This is where Fred’s Place was, the site of a resort and roadhouse after the curve east (closer to Tahoe) of the 5,000-foot elevation sign on Highway 50. Anna and Fred Scriggs opened the resort in 1918 on land leased from Eldorado National Forest. Fred’s Place closed in 1965.
Mile Marker 42
This marker is near Strawberry. In 1859, it was a way station owned and operated by a man named Berry. Legend lists two stories on how the name “Strawberry” originated. First, the name Strawberry came from Berry’s alleged practice of feeding travelers’ horses with straw, while the owners had paid for hay. The other and equally unsubstantiated story indicates that Berry’s lodge featured thin straw mattresses.

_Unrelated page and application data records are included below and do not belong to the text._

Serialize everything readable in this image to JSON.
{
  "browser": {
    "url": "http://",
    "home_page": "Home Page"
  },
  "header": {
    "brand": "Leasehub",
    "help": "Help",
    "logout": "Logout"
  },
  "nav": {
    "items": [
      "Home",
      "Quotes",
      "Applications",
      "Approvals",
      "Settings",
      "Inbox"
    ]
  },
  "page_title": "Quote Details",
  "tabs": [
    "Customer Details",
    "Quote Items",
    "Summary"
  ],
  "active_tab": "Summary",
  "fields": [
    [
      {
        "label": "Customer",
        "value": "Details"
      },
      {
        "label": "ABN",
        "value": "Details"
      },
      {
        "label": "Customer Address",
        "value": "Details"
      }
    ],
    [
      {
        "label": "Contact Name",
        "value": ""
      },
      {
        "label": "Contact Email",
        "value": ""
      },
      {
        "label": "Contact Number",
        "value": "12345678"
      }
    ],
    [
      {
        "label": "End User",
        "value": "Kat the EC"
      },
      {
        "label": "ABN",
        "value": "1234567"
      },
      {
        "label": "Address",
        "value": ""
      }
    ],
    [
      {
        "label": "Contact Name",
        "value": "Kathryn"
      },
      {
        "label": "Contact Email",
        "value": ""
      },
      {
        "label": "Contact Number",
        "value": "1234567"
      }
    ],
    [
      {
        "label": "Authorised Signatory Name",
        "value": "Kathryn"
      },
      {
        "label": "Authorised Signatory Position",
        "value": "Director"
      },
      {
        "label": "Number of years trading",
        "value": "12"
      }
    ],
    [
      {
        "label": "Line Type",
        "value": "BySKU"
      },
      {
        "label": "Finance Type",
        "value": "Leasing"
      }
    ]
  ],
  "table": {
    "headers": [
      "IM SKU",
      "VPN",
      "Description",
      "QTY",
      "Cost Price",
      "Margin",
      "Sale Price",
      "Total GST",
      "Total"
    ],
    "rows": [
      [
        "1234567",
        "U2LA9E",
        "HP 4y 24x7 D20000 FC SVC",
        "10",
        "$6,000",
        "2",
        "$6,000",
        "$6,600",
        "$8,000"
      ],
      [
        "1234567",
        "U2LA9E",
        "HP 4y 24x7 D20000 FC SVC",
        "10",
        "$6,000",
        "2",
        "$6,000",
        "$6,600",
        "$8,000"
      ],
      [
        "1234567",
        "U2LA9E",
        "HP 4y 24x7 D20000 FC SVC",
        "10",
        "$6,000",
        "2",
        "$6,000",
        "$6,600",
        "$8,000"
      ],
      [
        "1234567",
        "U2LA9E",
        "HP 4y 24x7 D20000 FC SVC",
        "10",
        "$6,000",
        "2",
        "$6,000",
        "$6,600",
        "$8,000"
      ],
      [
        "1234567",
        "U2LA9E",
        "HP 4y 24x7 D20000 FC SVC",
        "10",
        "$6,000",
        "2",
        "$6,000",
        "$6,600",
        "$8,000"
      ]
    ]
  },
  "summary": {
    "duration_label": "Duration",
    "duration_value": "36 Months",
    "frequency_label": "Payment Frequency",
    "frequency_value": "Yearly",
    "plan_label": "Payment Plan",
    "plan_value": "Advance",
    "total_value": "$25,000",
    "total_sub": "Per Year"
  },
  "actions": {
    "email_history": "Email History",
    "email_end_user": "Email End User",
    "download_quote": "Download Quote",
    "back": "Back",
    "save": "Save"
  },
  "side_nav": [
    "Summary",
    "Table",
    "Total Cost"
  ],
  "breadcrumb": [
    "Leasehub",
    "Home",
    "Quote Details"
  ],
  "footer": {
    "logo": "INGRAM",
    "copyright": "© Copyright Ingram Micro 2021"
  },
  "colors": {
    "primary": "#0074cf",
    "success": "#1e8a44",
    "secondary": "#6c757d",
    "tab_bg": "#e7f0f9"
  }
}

Visitors would call for “More straw, Mr. Berry!” Hence the name – Strawberry.
Mile Marker 47
This marker is near Phillips Station. Phillips Station was established in 1862 as a stage stop and way station.
Mile Marker 50
Find this marker on the top of Echo Summit just before descending.
Mile Marker 52
This marker is near the 1859 Osgood’s toll house was actually on South Upper Truckee road at the bottom of Old Myers Grade near the stream. In 1911 the Echo Lake dam at broke and washed the house from its foundation. Osgood Toll House is currently next to the Lake Tahoe Historical Museum.
Mile Marker 58
This marker is 10 feet from the front door of the Samurai Restaurant on Highway 50.
Mile Marker 59
Find this marker at Tallac Ave. on Highway 50.
Mile Marker 60
This marker has rested at the Lake Tahoe Historical Society front door for as long as the locals can remember.
– David Borges, D.C., is a local chiropractic doctor and a Tahoe historian.